WHAT THE EXERCISE ASKS: Copy each line below as it stands, but skip any picture it contains.

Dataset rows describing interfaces
────────────────────────────────────────

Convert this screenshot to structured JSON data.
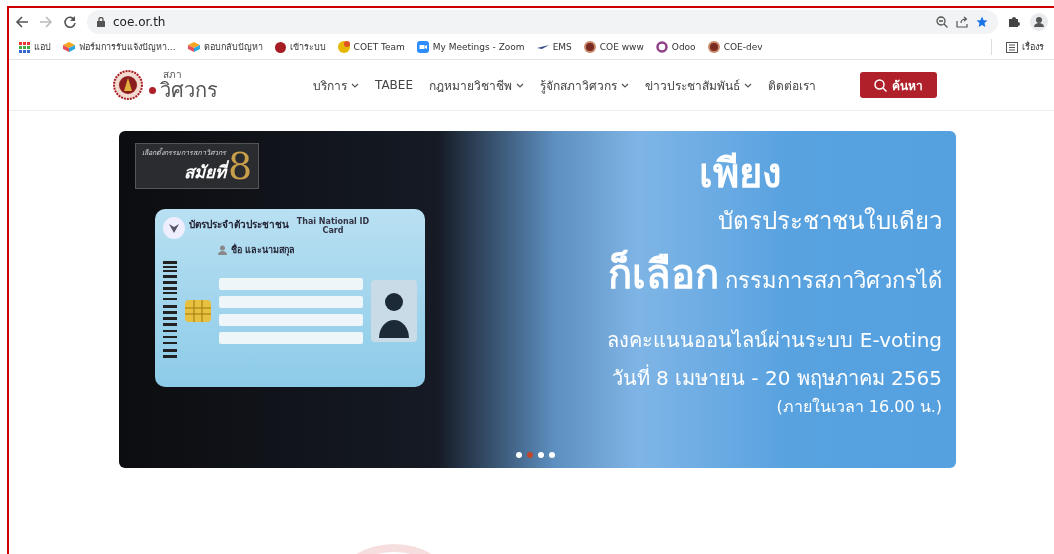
{
  "browser": {
    "url": "coe.or.th",
    "bookmarks": [
      {
        "label": "แอป",
        "kind": "apps"
      },
      {
        "label": "ฟอร์มการรับแจ้งปัญหา...",
        "kind": "form"
      },
      {
        "label": "ตอบกลับปัญหา",
        "kind": "form"
      },
      {
        "label": "เข้าระบบ",
        "kind": "dot"
      },
      {
        "label": "COET Team",
        "kind": "smiley"
      },
      {
        "label": "My Meetings - Zoom",
        "kind": "zoom"
      },
      {
        "label": "EMS",
        "kind": "ems"
      },
      {
        "label": "COE www",
        "kind": "seal"
      },
      {
        "label": "Odoo",
        "kind": "odoo"
      },
      {
        "label": "COE-dev",
        "kind": "seal"
      }
    ],
    "reading_list": "เรื่องร"
  },
  "site": {
    "logo": {
      "line1": "สภา",
      "line2": "วิศวกร"
    },
    "nav": [
      {
        "label": "บริการ",
        "dropdown": true
      },
      {
        "label": "TABEE",
        "dropdown": false
      },
      {
        "label": "กฎหมายวิชาชีพ",
        "dropdown": true
      },
      {
        "label": "รู้จักสภาวิศวกร",
        "dropdown": true
      },
      {
        "label": "ข่าวประชาสัมพันธ์",
        "dropdown": true
      },
      {
        "label": "ติดต่อเรา",
        "dropdown": false
      }
    ],
    "search_button": "ค้นหา"
  },
  "banner": {
    "badge": {
      "caption": "เลือกตั้งกรรมการสภาวิศวกร",
      "title": "สมัยที่",
      "number": "8"
    },
    "id_card": {
      "title_th": "บัตรประจำตัวประชาชน",
      "title_en": "Thai National ID Card",
      "name_label": "ชื่อ และนามสกุล"
    },
    "headline": "เพียง",
    "line2": "บัตรประชาชนใบเดียว",
    "line3_big": "ก็เลือก",
    "line3_small": "กรรมการสภาวิศวกรได้",
    "line4": "ลงคะแนนออนไลน์ผ่านระบบ E-voting",
    "line5": "วันที่ 8 เมษายน - 20 พฤษภาคม 2565",
    "line6": "(ภายในเวลา 16.00 น.)",
    "dots": [
      {
        "selected": false
      },
      {
        "selected": true
      },
      {
        "selected": false
      },
      {
        "selected": false
      }
    ]
  }
}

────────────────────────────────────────

ANSWER SPACE:
Convert this screenshot to structured JSON data.
{
  "browser": {
    "url": "coe.or.th",
    "bookmarks": [
      {
        "label": "แอป",
        "kind": "apps"
      },
      {
        "label": "ฟอร์มการรับแจ้งปัญหา...",
        "kind": "form"
      },
      {
        "label": "ตอบกลับปัญหา",
        "kind": "form"
      },
      {
        "label": "เข้าระบบ",
        "kind": "dot"
      },
      {
        "label": "COET Team",
        "kind": "smiley"
      },
      {
        "label": "My Meetings - Zoom",
        "kind": "zoom"
      },
      {
        "label": "EMS",
        "kind": "ems"
      },
      {
        "label": "COE www",
        "kind": "seal"
      },
      {
        "label": "Odoo",
        "kind": "odoo"
      },
      {
        "label": "COE-dev",
        "kind": "seal"
      }
    ],
    "reading_list": "เรื่องร"
  },
  "site": {
    "logo": {
      "line1": "สภา",
      "line2": "วิศวกร"
    },
    "nav": [
      {
        "label": "บริการ",
        "dropdown": true
      },
      {
        "label": "TABEE",
        "dropdown": false
      },
      {
        "label": "กฎหมายวิชาชีพ",
        "dropdown": true
      },
      {
        "label": "รู้จักสภาวิศวกร",
        "dropdown": true
      },
      {
        "label": "ข่าวประชาสัมพันธ์",
        "dropdown": true
      },
      {
        "label": "ติดต่อเรา",
        "dropdown": false
      }
    ],
    "search_button": "ค้นหา"
  },
  "banner": {
    "badge": {
      "caption": "เลือกตั้งกรรมการสภาวิศวกร",
      "title": "สมัยที่",
      "number": "8"
    },
    "id_card": {
      "title_th": "บัตรประจำตัวประชาชน",
      "title_en": "Thai National ID Card",
      "name_label": "ชื่อ และนามสกุล"
    },
    "headline": "เพียง",
    "line2": "บัตรประชาชนใบเดียว",
    "line3_big": "ก็เลือก",
    "line3_small": "กรรมการสภาวิศวกรได้",
    "line4": "ลงคะแนนออนไลน์ผ่านระบบ E-voting",
    "line5": "วันที่ 8 เมษายน - 20 พฤษภาคม 2565",
    "line6": "(ภายในเวลา 16.00 น.)",
    "dots": [
      {
        "selected": false
      },
      {
        "selected": true
      },
      {
        "selected": false
      },
      {
        "selected": false
      }
    ]
  }
}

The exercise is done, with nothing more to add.